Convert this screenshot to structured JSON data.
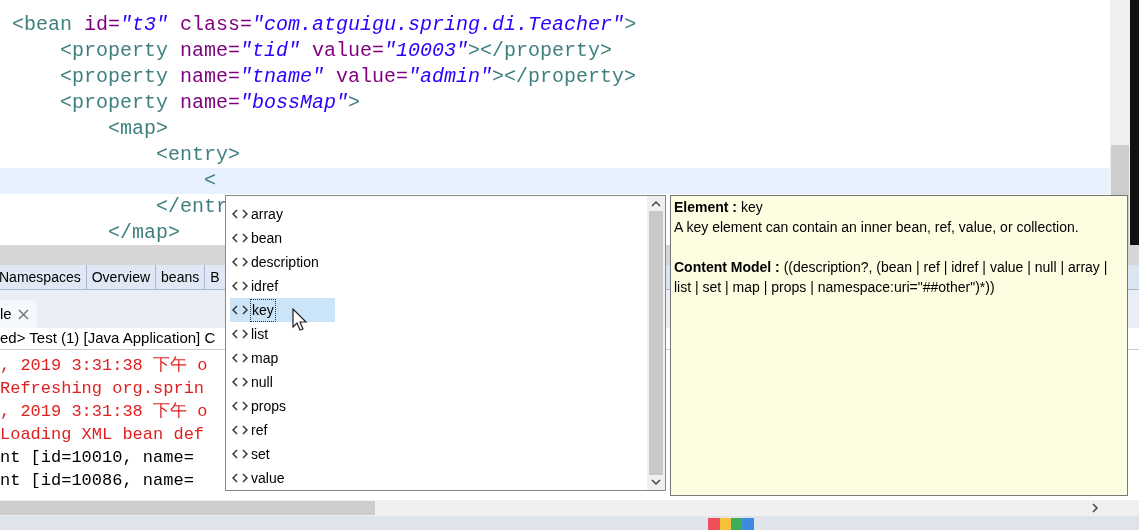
{
  "editor": {
    "lines": [
      {
        "current": false,
        "tokens": [
          {
            "kind": "tag",
            "text": " <bean "
          },
          {
            "kind": "attr",
            "text": "id="
          },
          {
            "kind": "value",
            "text": "\"t3\""
          },
          {
            "kind": "attr",
            "text": " class="
          },
          {
            "kind": "value",
            "text": "\"com.atguigu.spring.di.Teacher\""
          },
          {
            "kind": "tag",
            "text": ">"
          }
        ]
      },
      {
        "current": false,
        "tokens": [
          {
            "kind": "tag",
            "text": "     <property "
          },
          {
            "kind": "attr",
            "text": "name="
          },
          {
            "kind": "value",
            "text": "\"tid\""
          },
          {
            "kind": "attr",
            "text": " value="
          },
          {
            "kind": "value",
            "text": "\"10003\""
          },
          {
            "kind": "tag",
            "text": "></property>"
          }
        ]
      },
      {
        "current": false,
        "tokens": [
          {
            "kind": "tag",
            "text": "     <property "
          },
          {
            "kind": "attr",
            "text": "name="
          },
          {
            "kind": "value",
            "text": "\"tname\""
          },
          {
            "kind": "attr",
            "text": " value="
          },
          {
            "kind": "value",
            "text": "\"admin\""
          },
          {
            "kind": "tag",
            "text": "></property>"
          }
        ]
      },
      {
        "current": false,
        "tokens": [
          {
            "kind": "tag",
            "text": "     <property "
          },
          {
            "kind": "attr",
            "text": "name="
          },
          {
            "kind": "value",
            "text": "\"bossMap\""
          },
          {
            "kind": "tag",
            "text": ">"
          }
        ]
      },
      {
        "current": false,
        "tokens": [
          {
            "kind": "tag",
            "text": "         <map>"
          }
        ]
      },
      {
        "current": false,
        "tokens": [
          {
            "kind": "tag",
            "text": "             <entry>"
          }
        ]
      },
      {
        "current": true,
        "tokens": [
          {
            "kind": "tag",
            "text": "                 <"
          }
        ]
      },
      {
        "current": false,
        "tokens": [
          {
            "kind": "tag",
            "text": "             </entr"
          }
        ]
      },
      {
        "current": false,
        "tokens": [
          {
            "kind": "tag",
            "text": "         </map>"
          }
        ]
      }
    ]
  },
  "editor_tabs": [
    {
      "label": "Namespaces",
      "selected": false
    },
    {
      "label": "Overview",
      "selected": false
    },
    {
      "label": "beans",
      "selected": false
    },
    {
      "label": "B",
      "selected": false
    }
  ],
  "console": {
    "tab": "le",
    "header": "ed> Test (1) [Java Application] C",
    "lines": [
      {
        "kind": "error",
        "text": ", 2019 3:31:38 下午 o"
      },
      {
        "kind": "error",
        "text": "Refreshing org.sprin"
      },
      {
        "kind": "error",
        "text": ", 2019 3:31:38 下午 o"
      },
      {
        "kind": "error",
        "text": "Loading XML bean def"
      },
      {
        "kind": "output",
        "text": "nt [id=10010, name="
      },
      {
        "kind": "output",
        "text": "nt [id=10086, name="
      }
    ]
  },
  "completion": {
    "items": [
      {
        "label": "array",
        "selected": false
      },
      {
        "label": "bean",
        "selected": false
      },
      {
        "label": "description",
        "selected": false
      },
      {
        "label": "idref",
        "selected": false
      },
      {
        "label": "key",
        "selected": true
      },
      {
        "label": "list",
        "selected": false
      },
      {
        "label": "map",
        "selected": false
      },
      {
        "label": "null",
        "selected": false
      },
      {
        "label": "props",
        "selected": false
      },
      {
        "label": "ref",
        "selected": false
      },
      {
        "label": "set",
        "selected": false
      },
      {
        "label": "value",
        "selected": false
      }
    ]
  },
  "info": {
    "title": "**Element :** key",
    "description": "A key element can contain an inner bean, ref, value, or collection.",
    "content_model": "**Content Model :** ((description?, (bean | ref | idref | value | null | array | list | set | map | props | namespace:uri=\"##other\")*))"
  }
}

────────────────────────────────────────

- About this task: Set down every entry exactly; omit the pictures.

- Answer to this problem:
Convert this screenshot to structured JSON data.
{
  "editor": {
    "lines": [
      {
        "current": false,
        "tokens": [
          {
            "kind": "tag",
            "text": " <bean "
          },
          {
            "kind": "attr",
            "text": "id="
          },
          {
            "kind": "value",
            "text": "\"t3\""
          },
          {
            "kind": "attr",
            "text": " class="
          },
          {
            "kind": "value",
            "text": "\"com.atguigu.spring.di.Teacher\""
          },
          {
            "kind": "tag",
            "text": ">"
          }
        ]
      },
      {
        "current": false,
        "tokens": [
          {
            "kind": "tag",
            "text": "     <property "
          },
          {
            "kind": "attr",
            "text": "name="
          },
          {
            "kind": "value",
            "text": "\"tid\""
          },
          {
            "kind": "attr",
            "text": " value="
          },
          {
            "kind": "value",
            "text": "\"10003\""
          },
          {
            "kind": "tag",
            "text": "></property>"
          }
        ]
      },
      {
        "current": false,
        "tokens": [
          {
            "kind": "tag",
            "text": "     <property "
          },
          {
            "kind": "attr",
            "text": "name="
          },
          {
            "kind": "value",
            "text": "\"tname\""
          },
          {
            "kind": "attr",
            "text": " value="
          },
          {
            "kind": "value",
            "text": "\"admin\""
          },
          {
            "kind": "tag",
            "text": "></property>"
          }
        ]
      },
      {
        "current": false,
        "tokens": [
          {
            "kind": "tag",
            "text": "     <property "
          },
          {
            "kind": "attr",
            "text": "name="
          },
          {
            "kind": "value",
            "text": "\"bossMap\""
          },
          {
            "kind": "tag",
            "text": ">"
          }
        ]
      },
      {
        "current": false,
        "tokens": [
          {
            "kind": "tag",
            "text": "         <map>"
          }
        ]
      },
      {
        "current": false,
        "tokens": [
          {
            "kind": "tag",
            "text": "             <entry>"
          }
        ]
      },
      {
        "current": true,
        "tokens": [
          {
            "kind": "tag",
            "text": "                 <"
          }
        ]
      },
      {
        "current": false,
        "tokens": [
          {
            "kind": "tag",
            "text": "             </entr"
          }
        ]
      },
      {
        "current": false,
        "tokens": [
          {
            "kind": "tag",
            "text": "         </map>"
          }
        ]
      }
    ]
  },
  "editor_tabs": [
    {
      "label": "Namespaces",
      "selected": false
    },
    {
      "label": "Overview",
      "selected": false
    },
    {
      "label": "beans",
      "selected": false
    },
    {
      "label": "B",
      "selected": false
    }
  ],
  "console": {
    "tab": "le",
    "header": "ed> Test (1) [Java Application] C",
    "lines": [
      {
        "kind": "error",
        "text": ", 2019 3:31:38 下午 o"
      },
      {
        "kind": "error",
        "text": "Refreshing org.sprin"
      },
      {
        "kind": "error",
        "text": ", 2019 3:31:38 下午 o"
      },
      {
        "kind": "error",
        "text": "Loading XML bean def"
      },
      {
        "kind": "output",
        "text": "nt [id=10010, name="
      },
      {
        "kind": "output",
        "text": "nt [id=10086, name="
      }
    ]
  },
  "completion": {
    "items": [
      {
        "label": "array",
        "selected": false
      },
      {
        "label": "bean",
        "selected": false
      },
      {
        "label": "description",
        "selected": false
      },
      {
        "label": "idref",
        "selected": false
      },
      {
        "label": "key",
        "selected": true
      },
      {
        "label": "list",
        "selected": false
      },
      {
        "label": "map",
        "selected": false
      },
      {
        "label": "null",
        "selected": false
      },
      {
        "label": "props",
        "selected": false
      },
      {
        "label": "ref",
        "selected": false
      },
      {
        "label": "set",
        "selected": false
      },
      {
        "label": "value",
        "selected": false
      }
    ]
  },
  "info": {
    "title": "**Element :** key",
    "description": "A key element can contain an inner bean, ref, value, or collection.",
    "content_model": "**Content Model :** ((description?, (bean | ref | idref | value | null | array | list | set | map | props | namespace:uri=\"##other\")*))"
  }
}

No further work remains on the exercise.